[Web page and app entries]
○ ○ ○ ○ ○ ○ ○
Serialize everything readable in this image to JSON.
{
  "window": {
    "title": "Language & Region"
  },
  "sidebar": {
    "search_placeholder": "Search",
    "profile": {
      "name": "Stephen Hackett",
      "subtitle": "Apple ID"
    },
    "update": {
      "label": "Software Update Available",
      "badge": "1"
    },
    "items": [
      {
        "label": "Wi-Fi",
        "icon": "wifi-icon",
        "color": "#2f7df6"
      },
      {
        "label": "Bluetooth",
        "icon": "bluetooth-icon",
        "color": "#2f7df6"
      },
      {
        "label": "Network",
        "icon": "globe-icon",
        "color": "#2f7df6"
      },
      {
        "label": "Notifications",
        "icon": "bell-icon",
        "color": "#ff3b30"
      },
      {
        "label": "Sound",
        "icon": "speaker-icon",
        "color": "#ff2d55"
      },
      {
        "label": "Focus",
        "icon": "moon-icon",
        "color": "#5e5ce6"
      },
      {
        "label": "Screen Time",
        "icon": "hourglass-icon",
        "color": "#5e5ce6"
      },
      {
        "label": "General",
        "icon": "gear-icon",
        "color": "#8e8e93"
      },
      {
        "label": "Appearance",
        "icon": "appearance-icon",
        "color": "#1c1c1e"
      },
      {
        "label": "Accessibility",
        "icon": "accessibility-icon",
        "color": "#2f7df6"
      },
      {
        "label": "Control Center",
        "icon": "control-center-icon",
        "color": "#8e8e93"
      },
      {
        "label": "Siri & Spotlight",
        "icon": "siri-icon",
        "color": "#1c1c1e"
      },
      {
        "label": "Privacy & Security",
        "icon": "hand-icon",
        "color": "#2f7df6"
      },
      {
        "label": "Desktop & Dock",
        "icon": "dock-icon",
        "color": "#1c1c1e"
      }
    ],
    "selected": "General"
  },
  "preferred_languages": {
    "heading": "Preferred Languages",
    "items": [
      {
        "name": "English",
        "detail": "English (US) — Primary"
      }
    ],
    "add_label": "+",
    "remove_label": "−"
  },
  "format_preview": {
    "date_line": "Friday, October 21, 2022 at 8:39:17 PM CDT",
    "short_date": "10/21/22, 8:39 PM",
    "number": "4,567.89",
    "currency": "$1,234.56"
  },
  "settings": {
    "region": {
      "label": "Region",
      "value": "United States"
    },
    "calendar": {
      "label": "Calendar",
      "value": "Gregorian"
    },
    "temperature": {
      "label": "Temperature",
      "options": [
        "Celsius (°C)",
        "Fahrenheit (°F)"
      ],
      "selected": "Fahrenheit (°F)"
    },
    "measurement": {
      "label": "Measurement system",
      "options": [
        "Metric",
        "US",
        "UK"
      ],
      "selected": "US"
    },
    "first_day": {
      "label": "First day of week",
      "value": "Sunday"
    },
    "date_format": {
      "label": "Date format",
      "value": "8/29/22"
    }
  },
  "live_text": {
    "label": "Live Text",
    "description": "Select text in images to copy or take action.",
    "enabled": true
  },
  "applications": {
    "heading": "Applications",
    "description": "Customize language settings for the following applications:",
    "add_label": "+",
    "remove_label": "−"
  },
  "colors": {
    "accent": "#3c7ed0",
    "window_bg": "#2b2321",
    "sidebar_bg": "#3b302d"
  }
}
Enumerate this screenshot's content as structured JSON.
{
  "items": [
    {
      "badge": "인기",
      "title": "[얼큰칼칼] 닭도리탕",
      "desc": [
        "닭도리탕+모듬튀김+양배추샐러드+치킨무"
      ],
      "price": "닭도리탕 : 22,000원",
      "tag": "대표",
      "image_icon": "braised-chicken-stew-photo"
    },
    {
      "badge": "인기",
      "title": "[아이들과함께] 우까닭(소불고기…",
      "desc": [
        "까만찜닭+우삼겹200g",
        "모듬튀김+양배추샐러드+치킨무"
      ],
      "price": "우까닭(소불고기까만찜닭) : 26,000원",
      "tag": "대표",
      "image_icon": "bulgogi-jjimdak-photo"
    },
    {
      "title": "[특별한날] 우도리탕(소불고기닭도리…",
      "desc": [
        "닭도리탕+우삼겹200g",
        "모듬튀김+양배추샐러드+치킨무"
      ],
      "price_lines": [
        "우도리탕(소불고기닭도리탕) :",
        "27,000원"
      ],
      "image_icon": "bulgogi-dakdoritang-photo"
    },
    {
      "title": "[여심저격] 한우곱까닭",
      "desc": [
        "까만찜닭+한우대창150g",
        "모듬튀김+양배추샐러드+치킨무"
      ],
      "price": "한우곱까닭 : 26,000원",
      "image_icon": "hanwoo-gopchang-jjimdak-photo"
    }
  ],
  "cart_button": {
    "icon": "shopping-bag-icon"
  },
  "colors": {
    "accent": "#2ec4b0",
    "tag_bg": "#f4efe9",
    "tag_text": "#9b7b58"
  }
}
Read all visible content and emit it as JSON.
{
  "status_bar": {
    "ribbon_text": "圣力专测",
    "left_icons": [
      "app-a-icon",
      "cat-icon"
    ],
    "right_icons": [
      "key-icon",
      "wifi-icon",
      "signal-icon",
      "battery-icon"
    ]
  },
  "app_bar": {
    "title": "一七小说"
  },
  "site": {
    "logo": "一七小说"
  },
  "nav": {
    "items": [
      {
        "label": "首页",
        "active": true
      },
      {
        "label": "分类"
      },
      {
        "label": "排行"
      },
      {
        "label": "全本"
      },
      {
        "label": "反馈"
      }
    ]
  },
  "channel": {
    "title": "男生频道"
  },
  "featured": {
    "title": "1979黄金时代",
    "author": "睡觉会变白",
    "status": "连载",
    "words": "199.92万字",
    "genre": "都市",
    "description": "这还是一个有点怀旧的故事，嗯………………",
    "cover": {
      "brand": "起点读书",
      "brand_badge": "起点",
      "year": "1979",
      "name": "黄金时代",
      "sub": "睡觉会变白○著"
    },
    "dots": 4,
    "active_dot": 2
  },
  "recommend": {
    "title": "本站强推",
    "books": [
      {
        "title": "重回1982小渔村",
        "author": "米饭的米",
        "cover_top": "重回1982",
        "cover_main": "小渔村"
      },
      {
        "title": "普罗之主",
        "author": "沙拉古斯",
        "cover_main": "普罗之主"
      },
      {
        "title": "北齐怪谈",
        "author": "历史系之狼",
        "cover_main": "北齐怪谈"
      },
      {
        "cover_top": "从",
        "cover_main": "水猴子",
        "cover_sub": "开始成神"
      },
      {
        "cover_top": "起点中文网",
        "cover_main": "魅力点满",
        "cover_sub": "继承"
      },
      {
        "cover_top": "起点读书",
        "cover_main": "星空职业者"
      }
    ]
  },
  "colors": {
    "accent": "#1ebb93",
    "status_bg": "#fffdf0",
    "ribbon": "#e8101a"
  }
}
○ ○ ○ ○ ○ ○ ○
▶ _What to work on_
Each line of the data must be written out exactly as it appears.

▶ _Response area_
Serialize everything readable in this image to JSON.
{
  "window": {
    "title": "Language & Region"
  },
  "sidebar": {
    "search_placeholder": "Search",
    "profile": {
      "name": "Stephen Hackett",
      "subtitle": "Apple ID"
    },
    "update": {
      "label": "Software Update Available",
      "badge": "1"
    },
    "items": [
      {
        "label": "Wi-Fi",
        "icon": "wifi-icon",
        "color": "#2f7df6"
      },
      {
        "label": "Bluetooth",
        "icon": "bluetooth-icon",
        "color": "#2f7df6"
      },
      {
        "label": "Network",
        "icon": "globe-icon",
        "color": "#2f7df6"
      },
      {
        "label": "Notifications",
        "icon": "bell-icon",
        "color": "#ff3b30"
      },
      {
        "label": "Sound",
        "icon": "speaker-icon",
        "color": "#ff2d55"
      },
      {
        "label": "Focus",
        "icon": "moon-icon",
        "color": "#5e5ce6"
      },
      {
        "label": "Screen Time",
        "icon": "hourglass-icon",
        "color": "#5e5ce6"
      },
      {
        "label": "General",
        "icon": "gear-icon",
        "color": "#8e8e93"
      },
      {
        "label": "Appearance",
        "icon": "appearance-icon",
        "color": "#1c1c1e"
      },
      {
        "label": "Accessibility",
        "icon": "accessibility-icon",
        "color": "#2f7df6"
      },
      {
        "label": "Control Center",
        "icon": "control-center-icon",
        "color": "#8e8e93"
      },
      {
        "label": "Siri & Spotlight",
        "icon": "siri-icon",
        "color": "#1c1c1e"
      },
      {
        "label": "Privacy & Security",
        "icon": "hand-icon",
        "color": "#2f7df6"
      },
      {
        "label": "Desktop & Dock",
        "icon": "dock-icon",
        "color": "#1c1c1e"
      }
    ],
    "selected": "General"
  },
  "preferred_languages": {
    "heading": "Preferred Languages",
    "items": [
      {
        "name": "English",
        "detail": "English (US) — Primary"
      }
    ],
    "add_label": "+",
    "remove_label": "−"
  },
  "format_preview": {
    "date_line": "Friday, October 21, 2022 at 8:39:17 PM CDT",
    "short_date": "10/21/22, 8:39 PM",
    "number": "4,567.89",
    "currency": "$1,234.56"
  },
  "settings": {
    "region": {
      "label": "Region",
      "value": "United States"
    },
    "calendar": {
      "label": "Calendar",
      "value": "Gregorian"
    },
    "temperature": {
      "label": "Temperature",
      "options": [
        "Celsius (°C)",
        "Fahrenheit (°F)"
      ],
      "selected": "Fahrenheit (°F)"
    },
    "measurement": {
      "label": "Measurement system",
      "options": [
        "Metric",
        "US",
        "UK"
      ],
      "selected": "US"
    },
    "first_day": {
      "label": "First day of week",
      "value": "Sunday"
    },
    "date_format": {
      "label": "Date format",
      "value": "8/29/22"
    }
  },
  "live_text": {
    "label": "Live Text",
    "description": "Select text in images to copy or take action.",
    "enabled": true
  },
  "applications": {
    "heading": "Applications",
    "description": "Customize language settings for the following applications:",
    "add_label": "+",
    "remove_label": "−"
  },
  "colors": {
    "accent": "#3c7ed0",
    "window_bg": "#2b2321",
    "sidebar_bg": "#3b302d"
  }
}
Enumerate this screenshot's content as structured JSON.
{
  "items": [
    {
      "badge": "인기",
      "title": "[얼큰칼칼] 닭도리탕",
      "desc": [
        "닭도리탕+모듬튀김+양배추샐러드+치킨무"
      ],
      "price": "닭도리탕 : 22,000원",
      "tag": "대표",
      "image_icon": "braised-chicken-stew-photo"
    },
    {
      "badge": "인기",
      "title": "[아이들과함께] 우까닭(소불고기…",
      "desc": [
        "까만찜닭+우삼겹200g",
        "모듬튀김+양배추샐러드+치킨무"
      ],
      "price": "우까닭(소불고기까만찜닭) : 26,000원",
      "tag": "대표",
      "image_icon": "bulgogi-jjimdak-photo"
    },
    {
      "title": "[특별한날] 우도리탕(소불고기닭도리…",
      "desc": [
        "닭도리탕+우삼겹200g",
        "모듬튀김+양배추샐러드+치킨무"
      ],
      "price_lines": [
        "우도리탕(소불고기닭도리탕) :",
        "27,000원"
      ],
      "image_icon": "bulgogi-dakdoritang-photo"
    },
    {
      "title": "[여심저격] 한우곱까닭",
      "desc": [
        "까만찜닭+한우대창150g",
        "모듬튀김+양배추샐러드+치킨무"
      ],
      "price": "한우곱까닭 : 26,000원",
      "image_icon": "hanwoo-gopchang-jjimdak-photo"
    }
  ],
  "cart_button": {
    "icon": "shopping-bag-icon"
  },
  "colors": {
    "accent": "#2ec4b0",
    "tag_bg": "#f4efe9",
    "tag_text": "#9b7b58"
  }
}
Read all visible content and emit it as JSON.
{
  "status_bar": {
    "ribbon_text": "圣力专测",
    "left_icons": [
      "app-a-icon",
      "cat-icon"
    ],
    "right_icons": [
      "key-icon",
      "wifi-icon",
      "signal-icon",
      "battery-icon"
    ]
  },
  "app_bar": {
    "title": "一七小说"
  },
  "site": {
    "logo": "一七小说"
  },
  "nav": {
    "items": [
      {
        "label": "首页",
        "active": true
      },
      {
        "label": "分类"
      },
      {
        "label": "排行"
      },
      {
        "label": "全本"
      },
      {
        "label": "反馈"
      }
    ]
  },
  "channel": {
    "title": "男生频道"
  },
  "featured": {
    "title": "1979黄金时代",
    "author": "睡觉会变白",
    "status": "连载",
    "words": "199.92万字",
    "genre": "都市",
    "description": "这还是一个有点怀旧的故事，嗯………………",
    "cover": {
      "brand": "起点读书",
      "brand_badge": "起点",
      "year": "1979",
      "name": "黄金时代",
      "sub": "睡觉会变白○著"
    },
    "dots": 4,
    "active_dot": 2
  },
  "recommend": {
    "title": "本站强推",
    "books": [
      {
        "title": "重回1982小渔村",
        "author": "米饭的米",
        "cover_top": "重回1982",
        "cover_main": "小渔村"
      },
      {
        "title": "普罗之主",
        "author": "沙拉古斯",
        "cover_main": "普罗之主"
      },
      {
        "title": "北齐怪谈",
        "author": "历史系之狼",
        "cover_main": "北齐怪谈"
      },
      {
        "cover_top": "从",
        "cover_main": "水猴子",
        "cover_sub": "开始成神"
      },
      {
        "cover_top": "起点中文网",
        "cover_main": "魅力点满",
        "cover_sub": "继承"
      },
      {
        "cover_top": "起点读书",
        "cover_main": "星空职业者"
      }
    ]
  },
  "colors": {
    "accent": "#1ebb93",
    "status_bg": "#fffdf0",
    "ribbon": "#e8101a"
  }
}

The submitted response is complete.